Can genomic biomarkers predict clinical response to systemic targeted therapy in metastatic disease?
Voss et al. identified patients with metastatic RCC who achieved durable clinical remissions after receipt of salvage therapy with an mTOR inhibitor . The tumors of these exceptional responders revealed aberrations in genes within the mTOR/TSC1 pathway. This study provides a biologic basis for exceptional responders to mTOR therapy. By identifying functional somatic mutations in an individual’s renal tumor, systemic therapy can be tailored specifically for that individual by treating with agents that directly target specific molecular pathways that are altered.
With recent advances in sequencing technology, we are entering a renaissance molecular biomarker discovery.
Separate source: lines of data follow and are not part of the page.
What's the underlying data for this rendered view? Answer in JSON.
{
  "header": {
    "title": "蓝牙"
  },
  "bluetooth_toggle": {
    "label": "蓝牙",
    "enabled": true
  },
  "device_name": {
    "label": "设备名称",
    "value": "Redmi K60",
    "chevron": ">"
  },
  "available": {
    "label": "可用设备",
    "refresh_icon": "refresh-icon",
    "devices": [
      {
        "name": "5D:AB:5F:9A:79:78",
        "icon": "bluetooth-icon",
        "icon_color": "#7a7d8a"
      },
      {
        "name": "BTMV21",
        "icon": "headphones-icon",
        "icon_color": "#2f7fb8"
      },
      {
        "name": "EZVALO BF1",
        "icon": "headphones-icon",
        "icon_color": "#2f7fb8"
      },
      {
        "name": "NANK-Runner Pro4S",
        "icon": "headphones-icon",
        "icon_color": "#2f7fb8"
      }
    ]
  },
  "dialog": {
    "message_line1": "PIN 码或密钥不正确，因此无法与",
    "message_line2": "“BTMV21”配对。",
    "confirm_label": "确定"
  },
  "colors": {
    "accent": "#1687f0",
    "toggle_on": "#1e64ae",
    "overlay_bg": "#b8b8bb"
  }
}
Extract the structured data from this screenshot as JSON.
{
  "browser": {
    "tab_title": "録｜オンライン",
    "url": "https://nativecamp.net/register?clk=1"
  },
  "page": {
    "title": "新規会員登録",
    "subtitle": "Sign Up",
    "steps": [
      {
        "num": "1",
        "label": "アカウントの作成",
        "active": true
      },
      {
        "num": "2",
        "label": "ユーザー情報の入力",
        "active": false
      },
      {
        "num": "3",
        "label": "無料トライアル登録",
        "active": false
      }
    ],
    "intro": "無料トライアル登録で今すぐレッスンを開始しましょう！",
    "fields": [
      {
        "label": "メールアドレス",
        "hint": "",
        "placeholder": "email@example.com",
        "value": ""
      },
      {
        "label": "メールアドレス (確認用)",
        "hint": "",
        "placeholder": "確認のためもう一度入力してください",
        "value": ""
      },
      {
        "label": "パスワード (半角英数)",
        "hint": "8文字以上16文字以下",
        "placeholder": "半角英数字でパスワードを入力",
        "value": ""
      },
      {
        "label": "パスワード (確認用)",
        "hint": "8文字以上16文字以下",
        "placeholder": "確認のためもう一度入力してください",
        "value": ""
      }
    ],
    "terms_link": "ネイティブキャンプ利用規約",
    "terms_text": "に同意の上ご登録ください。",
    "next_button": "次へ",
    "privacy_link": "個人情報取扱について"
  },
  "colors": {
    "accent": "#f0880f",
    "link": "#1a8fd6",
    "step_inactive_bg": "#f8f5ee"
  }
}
Some genomic biomarkers are already showing value by aiding in clinical management decisions including: should a renal mass be resected or observed?, should a patient have adjuvant therapy after nephrectomy?, and which systemic therapy should be used in an individual with metastatic disease?. A significant obstacle in biomarker development is the presence of regional mutational heterogeneity within renal tumors which may lead to biomarker under detection if only a single tumor site is sequenced [11,12]. Before molecular biomarker based decision making becomes standard of care, prospective large scale validation studies that sample multiple tumor regions must be conducted.
Funded by National Cancer Institute (NIH T32 grant) with grant number T32 CA082088-14.